*Data for review*:

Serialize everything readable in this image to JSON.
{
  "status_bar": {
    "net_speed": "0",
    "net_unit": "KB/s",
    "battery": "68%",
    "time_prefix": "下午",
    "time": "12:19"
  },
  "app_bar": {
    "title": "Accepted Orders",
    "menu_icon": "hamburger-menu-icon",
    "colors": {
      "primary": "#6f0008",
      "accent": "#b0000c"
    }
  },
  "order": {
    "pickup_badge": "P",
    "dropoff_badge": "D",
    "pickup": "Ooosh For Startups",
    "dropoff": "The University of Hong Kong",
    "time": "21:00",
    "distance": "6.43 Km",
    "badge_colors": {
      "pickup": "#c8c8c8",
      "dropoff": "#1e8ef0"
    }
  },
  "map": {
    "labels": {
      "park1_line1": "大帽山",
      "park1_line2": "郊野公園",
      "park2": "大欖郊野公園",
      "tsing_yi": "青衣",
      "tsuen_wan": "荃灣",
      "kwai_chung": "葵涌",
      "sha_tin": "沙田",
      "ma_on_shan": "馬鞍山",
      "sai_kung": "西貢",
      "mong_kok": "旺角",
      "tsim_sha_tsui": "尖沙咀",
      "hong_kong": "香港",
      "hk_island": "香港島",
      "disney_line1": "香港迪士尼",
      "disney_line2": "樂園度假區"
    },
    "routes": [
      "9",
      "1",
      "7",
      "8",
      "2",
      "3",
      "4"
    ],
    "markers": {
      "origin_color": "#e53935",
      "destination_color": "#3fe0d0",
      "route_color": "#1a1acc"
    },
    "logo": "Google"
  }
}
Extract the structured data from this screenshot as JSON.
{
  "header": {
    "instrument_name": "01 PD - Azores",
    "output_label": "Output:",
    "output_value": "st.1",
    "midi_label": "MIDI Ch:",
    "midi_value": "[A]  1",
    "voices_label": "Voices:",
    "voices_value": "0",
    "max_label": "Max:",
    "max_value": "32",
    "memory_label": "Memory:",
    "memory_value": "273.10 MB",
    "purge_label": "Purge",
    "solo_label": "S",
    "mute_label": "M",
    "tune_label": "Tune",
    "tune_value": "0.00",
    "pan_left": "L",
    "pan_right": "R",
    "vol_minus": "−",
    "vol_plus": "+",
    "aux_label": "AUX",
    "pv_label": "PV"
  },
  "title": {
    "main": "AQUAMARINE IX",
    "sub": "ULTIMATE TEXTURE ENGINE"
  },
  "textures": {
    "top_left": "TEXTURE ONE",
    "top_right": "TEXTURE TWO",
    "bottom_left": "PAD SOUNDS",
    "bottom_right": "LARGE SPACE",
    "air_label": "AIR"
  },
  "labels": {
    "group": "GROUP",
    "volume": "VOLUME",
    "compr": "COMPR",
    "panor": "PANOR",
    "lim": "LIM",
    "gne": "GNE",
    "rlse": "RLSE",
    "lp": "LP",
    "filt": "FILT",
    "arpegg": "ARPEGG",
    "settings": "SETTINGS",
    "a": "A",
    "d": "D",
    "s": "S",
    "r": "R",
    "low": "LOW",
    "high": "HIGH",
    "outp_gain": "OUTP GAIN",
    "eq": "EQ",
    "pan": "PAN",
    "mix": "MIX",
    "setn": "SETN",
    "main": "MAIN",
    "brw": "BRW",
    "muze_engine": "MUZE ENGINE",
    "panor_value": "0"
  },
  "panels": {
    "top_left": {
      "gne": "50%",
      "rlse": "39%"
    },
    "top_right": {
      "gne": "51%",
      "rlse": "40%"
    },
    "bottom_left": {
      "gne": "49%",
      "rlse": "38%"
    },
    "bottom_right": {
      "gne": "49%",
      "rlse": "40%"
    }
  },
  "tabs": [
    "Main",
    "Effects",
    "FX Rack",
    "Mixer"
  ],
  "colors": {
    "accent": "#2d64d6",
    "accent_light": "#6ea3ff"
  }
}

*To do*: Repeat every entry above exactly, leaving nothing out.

*Written solution*:
Serialize everything readable in this image to JSON.
{
  "status_bar": {
    "net_speed": "0",
    "net_unit": "KB/s",
    "battery": "68%",
    "time_prefix": "下午",
    "time": "12:19"
  },
  "app_bar": {
    "title": "Accepted Orders",
    "menu_icon": "hamburger-menu-icon",
    "colors": {
      "primary": "#6f0008",
      "accent": "#b0000c"
    }
  },
  "order": {
    "pickup_badge": "P",
    "dropoff_badge": "D",
    "pickup": "Ooosh For Startups",
    "dropoff": "The University of Hong Kong",
    "time": "21:00",
    "distance": "6.43 Km",
    "badge_colors": {
      "pickup": "#c8c8c8",
      "dropoff": "#1e8ef0"
    }
  },
  "map": {
    "labels": {
      "park1_line1": "大帽山",
      "park1_line2": "郊野公園",
      "park2": "大欖郊野公園",
      "tsing_yi": "青衣",
      "tsuen_wan": "荃灣",
      "kwai_chung": "葵涌",
      "sha_tin": "沙田",
      "ma_on_shan": "馬鞍山",
      "sai_kung": "西貢",
      "mong_kok": "旺角",
      "tsim_sha_tsui": "尖沙咀",
      "hong_kong": "香港",
      "hk_island": "香港島",
      "disney_line1": "香港迪士尼",
      "disney_line2": "樂園度假區"
    },
    "routes": [
      "9",
      "1",
      "7",
      "8",
      "2",
      "3",
      "4"
    ],
    "markers": {
      "origin_color": "#e53935",
      "destination_color": "#3fe0d0",
      "route_color": "#1a1acc"
    },
    "logo": "Google"
  }
}
Extract the structured data from this screenshot as JSON.
{
  "header": {
    "instrument_name": "01 PD - Azores",
    "output_label": "Output:",
    "output_value": "st.1",
    "midi_label": "MIDI Ch:",
    "midi_value": "[A]  1",
    "voices_label": "Voices:",
    "voices_value": "0",
    "max_label": "Max:",
    "max_value": "32",
    "memory_label": "Memory:",
    "memory_value": "273.10 MB",
    "purge_label": "Purge",
    "solo_label": "S",
    "mute_label": "M",
    "tune_label": "Tune",
    "tune_value": "0.00",
    "pan_left": "L",
    "pan_right": "R",
    "vol_minus": "−",
    "vol_plus": "+",
    "aux_label": "AUX",
    "pv_label": "PV"
  },
  "title": {
    "main": "AQUAMARINE IX",
    "sub": "ULTIMATE TEXTURE ENGINE"
  },
  "textures": {
    "top_left": "TEXTURE ONE",
    "top_right": "TEXTURE TWO",
    "bottom_left": "PAD SOUNDS",
    "bottom_right": "LARGE SPACE",
    "air_label": "AIR"
  },
  "labels": {
    "group": "GROUP",
    "volume": "VOLUME",
    "compr": "COMPR",
    "panor": "PANOR",
    "lim": "LIM",
    "gne": "GNE",
    "rlse": "RLSE",
    "lp": "LP",
    "filt": "FILT",
    "arpegg": "ARPEGG",
    "settings": "SETTINGS",
    "a": "A",
    "d": "D",
    "s": "S",
    "r": "R",
    "low": "LOW",
    "high": "HIGH",
    "outp_gain": "OUTP GAIN",
    "eq": "EQ",
    "pan": "PAN",
    "mix": "MIX",
    "setn": "SETN",
    "main": "MAIN",
    "brw": "BRW",
    "muze_engine": "MUZE ENGINE",
    "panor_value": "0"
  },
  "panels": {
    "top_left": {
      "gne": "50%",
      "rlse": "39%"
    },
    "top_right": {
      "gne": "51%",
      "rlse": "40%"
    },
    "bottom_left": {
      "gne": "49%",
      "rlse": "38%"
    },
    "bottom_right": {
      "gne": "49%",
      "rlse": "40%"
    }
  },
  "tabs": [
    "Main",
    "Effects",
    "FX Rack",
    "Mixer"
  ],
  "colors": {
    "accent": "#2d64d6",
    "accent_light": "#6ea3ff"
  }
}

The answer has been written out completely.